__Exercise prompt__: What is needed here is a verbatim copy of the records that follow.

__Data for the task__:
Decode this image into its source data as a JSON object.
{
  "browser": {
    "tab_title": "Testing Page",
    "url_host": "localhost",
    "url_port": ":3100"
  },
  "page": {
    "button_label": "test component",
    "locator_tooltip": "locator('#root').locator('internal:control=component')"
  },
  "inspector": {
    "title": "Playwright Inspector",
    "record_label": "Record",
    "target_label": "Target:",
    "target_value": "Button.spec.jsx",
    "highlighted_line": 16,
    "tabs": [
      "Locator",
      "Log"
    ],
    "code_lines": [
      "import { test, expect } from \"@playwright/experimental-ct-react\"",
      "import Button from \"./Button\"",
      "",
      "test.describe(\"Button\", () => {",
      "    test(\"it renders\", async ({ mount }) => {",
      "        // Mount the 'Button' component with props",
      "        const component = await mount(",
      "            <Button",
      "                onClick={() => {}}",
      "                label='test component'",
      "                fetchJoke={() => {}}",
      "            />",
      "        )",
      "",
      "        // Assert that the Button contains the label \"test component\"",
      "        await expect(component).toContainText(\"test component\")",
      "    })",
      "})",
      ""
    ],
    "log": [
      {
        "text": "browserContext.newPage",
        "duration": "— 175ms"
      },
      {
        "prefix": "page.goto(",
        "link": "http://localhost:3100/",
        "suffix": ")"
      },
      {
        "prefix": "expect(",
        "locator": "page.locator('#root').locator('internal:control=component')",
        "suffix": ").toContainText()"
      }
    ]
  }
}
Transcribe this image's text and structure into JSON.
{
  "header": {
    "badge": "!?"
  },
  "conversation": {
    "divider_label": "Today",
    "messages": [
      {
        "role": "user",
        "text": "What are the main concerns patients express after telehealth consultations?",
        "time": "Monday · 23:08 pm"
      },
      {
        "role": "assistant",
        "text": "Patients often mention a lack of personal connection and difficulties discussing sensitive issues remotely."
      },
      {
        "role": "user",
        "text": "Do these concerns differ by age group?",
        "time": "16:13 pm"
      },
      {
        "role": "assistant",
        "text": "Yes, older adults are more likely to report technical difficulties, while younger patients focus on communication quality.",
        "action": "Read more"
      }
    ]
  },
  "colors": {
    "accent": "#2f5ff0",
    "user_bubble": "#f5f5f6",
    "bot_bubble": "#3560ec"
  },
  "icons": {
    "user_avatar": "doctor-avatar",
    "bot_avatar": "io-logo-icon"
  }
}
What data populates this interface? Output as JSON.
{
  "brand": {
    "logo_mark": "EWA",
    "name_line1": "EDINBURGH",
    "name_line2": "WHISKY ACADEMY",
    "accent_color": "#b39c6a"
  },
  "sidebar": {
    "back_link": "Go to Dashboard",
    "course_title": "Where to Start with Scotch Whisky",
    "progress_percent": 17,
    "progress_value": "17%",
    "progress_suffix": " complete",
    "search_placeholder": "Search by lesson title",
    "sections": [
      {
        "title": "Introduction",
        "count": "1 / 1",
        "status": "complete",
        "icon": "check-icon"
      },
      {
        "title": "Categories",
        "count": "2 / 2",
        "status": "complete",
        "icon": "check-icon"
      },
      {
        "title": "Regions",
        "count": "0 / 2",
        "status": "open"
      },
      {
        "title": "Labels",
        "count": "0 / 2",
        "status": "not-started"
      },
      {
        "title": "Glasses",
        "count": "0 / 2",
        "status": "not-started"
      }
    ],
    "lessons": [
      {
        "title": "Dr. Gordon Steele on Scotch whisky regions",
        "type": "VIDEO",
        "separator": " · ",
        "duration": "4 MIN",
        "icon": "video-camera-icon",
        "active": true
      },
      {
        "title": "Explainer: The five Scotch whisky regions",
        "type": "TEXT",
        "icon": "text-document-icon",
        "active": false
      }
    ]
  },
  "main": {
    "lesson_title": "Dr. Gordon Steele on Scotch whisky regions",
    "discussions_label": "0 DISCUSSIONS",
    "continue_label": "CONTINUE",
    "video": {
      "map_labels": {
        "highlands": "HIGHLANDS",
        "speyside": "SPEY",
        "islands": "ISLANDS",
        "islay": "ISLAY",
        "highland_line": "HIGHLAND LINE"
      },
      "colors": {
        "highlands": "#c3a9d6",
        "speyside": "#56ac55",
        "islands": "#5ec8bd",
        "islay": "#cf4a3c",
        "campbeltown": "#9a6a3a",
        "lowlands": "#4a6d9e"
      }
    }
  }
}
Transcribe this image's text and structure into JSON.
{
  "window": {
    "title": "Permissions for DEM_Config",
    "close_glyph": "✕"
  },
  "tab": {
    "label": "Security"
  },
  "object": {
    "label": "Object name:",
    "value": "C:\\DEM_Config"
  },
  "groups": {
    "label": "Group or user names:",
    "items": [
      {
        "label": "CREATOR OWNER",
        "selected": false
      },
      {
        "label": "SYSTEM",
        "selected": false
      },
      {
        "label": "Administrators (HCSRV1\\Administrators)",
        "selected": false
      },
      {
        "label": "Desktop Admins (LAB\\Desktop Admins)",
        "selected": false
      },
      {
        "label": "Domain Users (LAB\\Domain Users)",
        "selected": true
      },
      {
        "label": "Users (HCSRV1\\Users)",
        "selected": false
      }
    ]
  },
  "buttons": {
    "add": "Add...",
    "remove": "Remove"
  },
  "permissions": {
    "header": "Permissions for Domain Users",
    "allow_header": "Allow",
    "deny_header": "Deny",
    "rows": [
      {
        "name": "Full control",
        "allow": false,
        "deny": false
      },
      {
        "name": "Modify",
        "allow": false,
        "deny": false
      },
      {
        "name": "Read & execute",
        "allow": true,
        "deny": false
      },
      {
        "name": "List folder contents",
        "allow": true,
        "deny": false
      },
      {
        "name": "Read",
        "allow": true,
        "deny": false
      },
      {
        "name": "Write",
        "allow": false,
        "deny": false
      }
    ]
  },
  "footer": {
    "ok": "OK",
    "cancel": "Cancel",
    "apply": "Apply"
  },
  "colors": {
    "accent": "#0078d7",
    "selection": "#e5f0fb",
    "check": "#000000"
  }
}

__Output__:
Decode this image into its source data as a JSON object.
{
  "browser": {
    "tab_title": "Testing Page",
    "url_host": "localhost",
    "url_port": ":3100"
  },
  "page": {
    "button_label": "test component",
    "locator_tooltip": "locator('#root').locator('internal:control=component')"
  },
  "inspector": {
    "title": "Playwright Inspector",
    "record_label": "Record",
    "target_label": "Target:",
    "target_value": "Button.spec.jsx",
    "highlighted_line": 16,
    "tabs": [
      "Locator",
      "Log"
    ],
    "code_lines": [
      "import { test, expect } from \"@playwright/experimental-ct-react\"",
      "import Button from \"./Button\"",
      "",
      "test.describe(\"Button\", () => {",
      "    test(\"it renders\", async ({ mount }) => {",
      "        // Mount the 'Button' component with props",
      "        const component = await mount(",
      "            <Button",
      "                onClick={() => {}}",
      "                label='test component'",
      "                fetchJoke={() => {}}",
      "            />",
      "        )",
      "",
      "        // Assert that the Button contains the label \"test component\"",
      "        await expect(component).toContainText(\"test component\")",
      "    })",
      "})",
      ""
    ],
    "log": [
      {
        "text": "browserContext.newPage",
        "duration": "— 175ms"
      },
      {
        "prefix": "page.goto(",
        "link": "http://localhost:3100/",
        "suffix": ")"
      },
      {
        "prefix": "expect(",
        "locator": "page.locator('#root').locator('internal:control=component')",
        "suffix": ").toContainText()"
      }
    ]
  }
}
Transcribe this image's text and structure into JSON.
{
  "header": {
    "badge": "!?"
  },
  "conversation": {
    "divider_label": "Today",
    "messages": [
      {
        "role": "user",
        "text": "What are the main concerns patients express after telehealth consultations?",
        "time": "Monday · 23:08 pm"
      },
      {
        "role": "assistant",
        "text": "Patients often mention a lack of personal connection and difficulties discussing sensitive issues remotely."
      },
      {
        "role": "user",
        "text": "Do these concerns differ by age group?",
        "time": "16:13 pm"
      },
      {
        "role": "assistant",
        "text": "Yes, older adults are more likely to report technical difficulties, while younger patients focus on communication quality.",
        "action": "Read more"
      }
    ]
  },
  "colors": {
    "accent": "#2f5ff0",
    "user_bubble": "#f5f5f6",
    "bot_bubble": "#3560ec"
  },
  "icons": {
    "user_avatar": "doctor-avatar",
    "bot_avatar": "io-logo-icon"
  }
}
What data populates this interface? Output as JSON.
{
  "brand": {
    "logo_mark": "EWA",
    "name_line1": "EDINBURGH",
    "name_line2": "WHISKY ACADEMY",
    "accent_color": "#b39c6a"
  },
  "sidebar": {
    "back_link": "Go to Dashboard",
    "course_title": "Where to Start with Scotch Whisky",
    "progress_percent": 17,
    "progress_value": "17%",
    "progress_suffix": " complete",
    "search_placeholder": "Search by lesson title",
    "sections": [
      {
        "title": "Introduction",
        "count": "1 / 1",
        "status": "complete",
        "icon": "check-icon"
      },
      {
        "title": "Categories",
        "count": "2 / 2",
        "status": "complete",
        "icon": "check-icon"
      },
      {
        "title": "Regions",
        "count": "0 / 2",
        "status": "open"
      },
      {
        "title": "Labels",
        "count": "0 / 2",
        "status": "not-started"
      },
      {
        "title": "Glasses",
        "count": "0 / 2",
        "status": "not-started"
      }
    ],
    "lessons": [
      {
        "title": "Dr. Gordon Steele on Scotch whisky regions",
        "type": "VIDEO",
        "separator": " · ",
        "duration": "4 MIN",
        "icon": "video-camera-icon",
        "active": true
      },
      {
        "title": "Explainer: The five Scotch whisky regions",
        "type": "TEXT",
        "icon": "text-document-icon",
        "active": false
      }
    ]
  },
  "main": {
    "lesson_title": "Dr. Gordon Steele on Scotch whisky regions",
    "discussions_label": "0 DISCUSSIONS",
    "continue_label": "CONTINUE",
    "video": {
      "map_labels": {
        "highlands": "HIGHLANDS",
        "speyside": "SPEY",
        "islands": "ISLANDS",
        "islay": "ISLAY",
        "highland_line": "HIGHLAND LINE"
      },
      "colors": {
        "highlands": "#c3a9d6",
        "speyside": "#56ac55",
        "islands": "#5ec8bd",
        "islay": "#cf4a3c",
        "campbeltown": "#9a6a3a",
        "lowlands": "#4a6d9e"
      }
    }
  }
}
Transcribe this image's text and structure into JSON.
{
  "window": {
    "title": "Permissions for DEM_Config",
    "close_glyph": "✕"
  },
  "tab": {
    "label": "Security"
  },
  "object": {
    "label": "Object name:",
    "value": "C:\\DEM_Config"
  },
  "groups": {
    "label": "Group or user names:",
    "items": [
      {
        "label": "CREATOR OWNER",
        "selected": false
      },
      {
        "label": "SYSTEM",
        "selected": false
      },
      {
        "label": "Administrators (HCSRV1\\Administrators)",
        "selected": false
      },
      {
        "label": "Desktop Admins (LAB\\Desktop Admins)",
        "selected": false
      },
      {
        "label": "Domain Users (LAB\\Domain Users)",
        "selected": true
      },
      {
        "label": "Users (HCSRV1\\Users)",
        "selected": false
      }
    ]
  },
  "buttons": {
    "add": "Add...",
    "remove": "Remove"
  },
  "permissions": {
    "header": "Permissions for Domain Users",
    "allow_header": "Allow",
    "deny_header": "Deny",
    "rows": [
      {
        "name": "Full control",
        "allow": false,
        "deny": false
      },
      {
        "name": "Modify",
        "allow": false,
        "deny": false
      },
      {
        "name": "Read & execute",
        "allow": true,
        "deny": false
      },
      {
        "name": "List folder contents",
        "allow": true,
        "deny": false
      },
      {
        "name": "Read",
        "allow": true,
        "deny": false
      },
      {
        "name": "Write",
        "allow": false,
        "deny": false
      }
    ]
  },
  "footer": {
    "ok": "OK",
    "cancel": "Cancel",
    "apply": "Apply"
  },
  "colors": {
    "accent": "#0078d7",
    "selection": "#e5f0fb",
    "check": "#000000"
  }
}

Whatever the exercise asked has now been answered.